When he asked us to publish this book for him it was a bit outside of our wheelhouse but we wanted his vision of it to be fulfilled so we worked hard to achieve what he laid out. He wanted large images that allowed people to see the swords he was describing and to include some of the details he felt were important in understanding the objects and their context. He was happy with the result and we are proud to have worked on it with him.
His books on swords and armor, taken as group, create a good indepth look at many of these items and in particular he lays out the base of the system for his sword typology, the most often used in the english language. His goal to create this system was to give scholars and students a way to clearly describe a sword in all its important aspects via the written word. This was needed in the time before easy access to images that we all enjoy with the internet. Today's ability to use digital platforms for instantaneous sharing of such information makes it hard to imagine doing sword research by written letter and sketch.

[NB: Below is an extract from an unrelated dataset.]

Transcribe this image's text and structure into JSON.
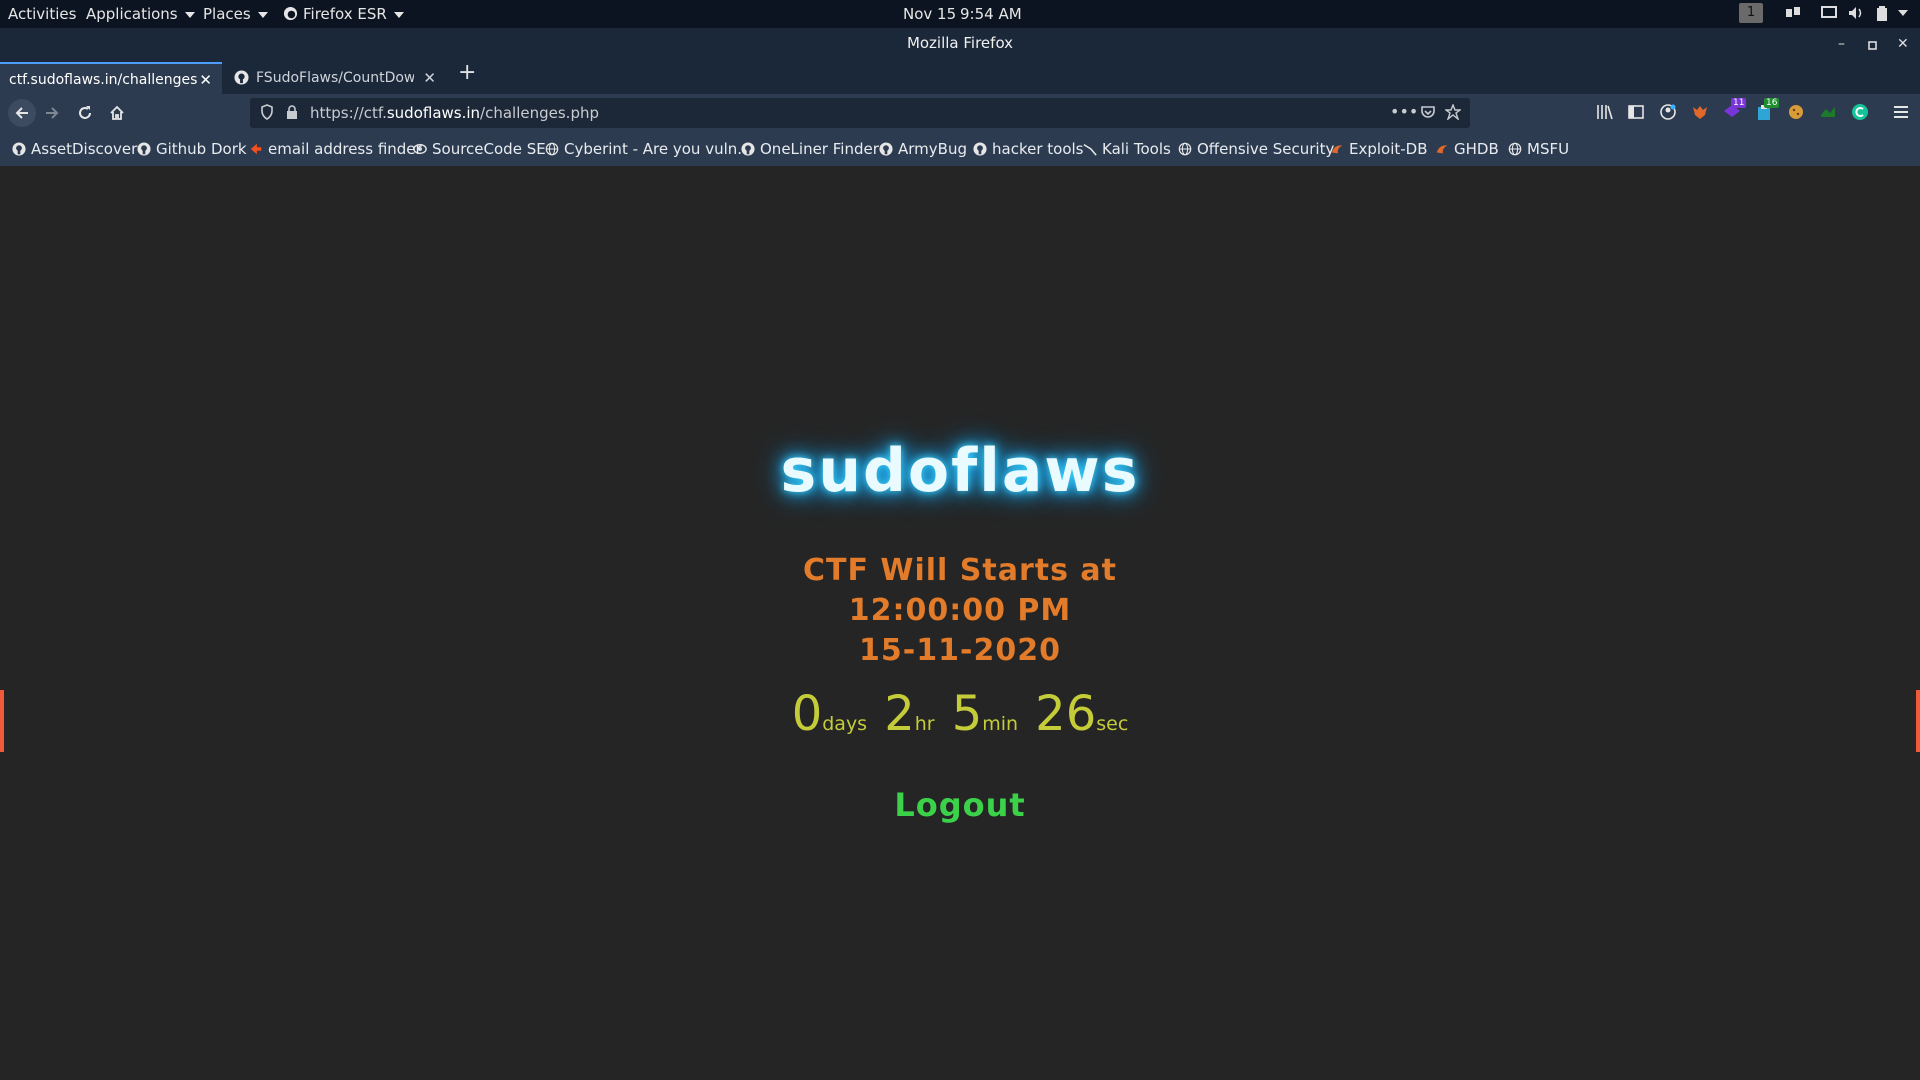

Ewart's works were foundational to the modern study of the arms and armor of Europe. One of his colleagues once told me that if you glued Sword in Hand to Sword in the Age of Chivalry and Record of the Medieval Sword on the back it was best overall discussion of the medieval sword in print.
Some of Ewart Oakeshott's work.
The Archaeology of Weapons, a study and research, covering the period from the Bronze Age to the Renaissance looking at the weapons as a practical tools rather than objects of art. Illustrated by the author.
The Sword in the Age of Chivalry- a definitive and scholarly typological study
of the medieval sword which has become a standard work.
European Weapons and Armour - this is in effect the second part of the history begun in The Archaeology of Weapons, and covers the period from the Renaissance to the Industrial Revolution, with 700 line drawings (by the author) and more than 100 photographs.
Records of the Medieval Sword Interesting and famous swords the author knew and studied. Kind of Great Pieces I have known collection.
Swords in the Viking Age, coauthored with Ian Pierce, published 2003.